When I’m sitting at my favorite local wings place licking the barbecue sauce from my fingers, I’m typically not thinking about the do’s and don’ts of restaurant etiquette.
I thought a few quick reminders might be helpful just in case you find yourself in a similar situation.
Which fork or spoon to use?
It used to be that all of your silverware was laid out for you at one time. Maybe you’ve seen diagrams like this one before?
Fortunately, many restaurant servers now bring you the silverware as you need it but a helpful rule of thumb is “Start from the outside and work toward the plate saving the silverware at the top of the plate for coffee and dessert”. The only exception to that is the small butter knife that may already be on the bread plate to the side of your dinner plate.
Where to put your utensils at the end of the meal?
Ever wonder why it may seem to take forever for a server to remove your plates? It might be because there is a “signal” that many diners in upscale restaurants have forgotten to use. When you’re finished eating your meal, it is customary to place your fork and knife in a standard location which is a signal to the server that you are finished. Think of your dinner plate as a clock. Your fork and knife should be in the 4:20 time position. American diners typically put their fork facing up while European diners may place their fork facing down. This is simply because Americans hold their silverware differently than Europeans do when cutting their meat. Since both are acceptable, use the one that feels most comfortable to you.
Can I use my fingers?

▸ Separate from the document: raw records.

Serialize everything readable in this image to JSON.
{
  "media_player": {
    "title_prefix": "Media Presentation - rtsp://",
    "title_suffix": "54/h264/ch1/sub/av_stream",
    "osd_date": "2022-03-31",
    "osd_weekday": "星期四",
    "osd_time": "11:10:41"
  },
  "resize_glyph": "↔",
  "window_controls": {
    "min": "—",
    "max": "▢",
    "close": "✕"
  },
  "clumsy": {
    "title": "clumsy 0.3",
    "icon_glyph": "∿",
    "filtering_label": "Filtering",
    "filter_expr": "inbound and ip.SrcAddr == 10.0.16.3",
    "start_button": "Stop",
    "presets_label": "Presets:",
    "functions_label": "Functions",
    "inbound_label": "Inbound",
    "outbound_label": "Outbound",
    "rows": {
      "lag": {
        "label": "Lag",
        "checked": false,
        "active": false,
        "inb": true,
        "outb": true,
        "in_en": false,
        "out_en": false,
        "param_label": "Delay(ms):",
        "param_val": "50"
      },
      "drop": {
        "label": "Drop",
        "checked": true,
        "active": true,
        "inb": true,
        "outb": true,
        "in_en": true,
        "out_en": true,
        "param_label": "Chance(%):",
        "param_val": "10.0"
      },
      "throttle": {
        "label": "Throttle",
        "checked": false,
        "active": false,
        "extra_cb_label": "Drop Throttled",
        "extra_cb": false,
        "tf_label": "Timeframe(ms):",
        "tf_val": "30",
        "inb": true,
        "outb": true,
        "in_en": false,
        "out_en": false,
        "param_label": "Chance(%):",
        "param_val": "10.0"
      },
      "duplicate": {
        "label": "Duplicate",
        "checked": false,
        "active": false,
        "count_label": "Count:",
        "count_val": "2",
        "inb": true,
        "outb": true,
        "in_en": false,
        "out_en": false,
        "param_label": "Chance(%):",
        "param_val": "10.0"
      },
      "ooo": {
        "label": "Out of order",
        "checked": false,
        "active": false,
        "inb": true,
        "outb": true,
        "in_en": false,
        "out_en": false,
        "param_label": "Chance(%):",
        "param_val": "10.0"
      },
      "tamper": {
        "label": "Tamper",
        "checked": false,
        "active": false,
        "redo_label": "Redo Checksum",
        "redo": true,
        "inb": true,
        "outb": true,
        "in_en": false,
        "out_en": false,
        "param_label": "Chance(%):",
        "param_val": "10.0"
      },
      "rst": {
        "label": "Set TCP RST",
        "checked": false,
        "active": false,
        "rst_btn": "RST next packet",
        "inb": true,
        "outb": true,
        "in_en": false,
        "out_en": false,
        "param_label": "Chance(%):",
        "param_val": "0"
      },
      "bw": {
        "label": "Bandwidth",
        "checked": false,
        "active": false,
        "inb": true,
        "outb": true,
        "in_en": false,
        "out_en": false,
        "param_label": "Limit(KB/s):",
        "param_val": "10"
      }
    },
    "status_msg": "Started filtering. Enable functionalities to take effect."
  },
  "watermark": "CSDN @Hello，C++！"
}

Chicken wings aside, is it ever acceptable to eat with your fingers at one of these upscale establishments? Imagine for a moment, trying to eat your corn on the cob with a knife and fork. If you’re like me, it would wind up in your lap. Emily Post, one of the foremost respected authorities on etiquette suggests this list: bread, crisp bacon, pizza, hors d’oeuvres, corn on the cob, asparagus (provided it is cooked al dente and is not dripping with sauce), fried chicken (though perhaps not the breast), French fries (unless you are eating the rest of the meal with a knife and fork), and tacos (except for any filling that falls out, which you should retrieve with a fork). Got it? Just remember to use your napkin to wipe sauce or grease from your fingers. No licking!
While we know many etiquette rules have given way to a more casual lifestyle, we are often still judged for our table manners at business affairs, social functions like weddings, etc. but without practice, you might not be ready. These types of family vacations are also a great way to begin teaching children the difference between a more relaxed way of doing things at home and what to expect in more formal surroundings. They’ll certainly learn from watching their parents too!
These sorts of things used to be taught at school home economics classes and at family dinners when table settings were more formal. Want a reminder of days gone by? I have a great Emily Post video posted to my Facebook page!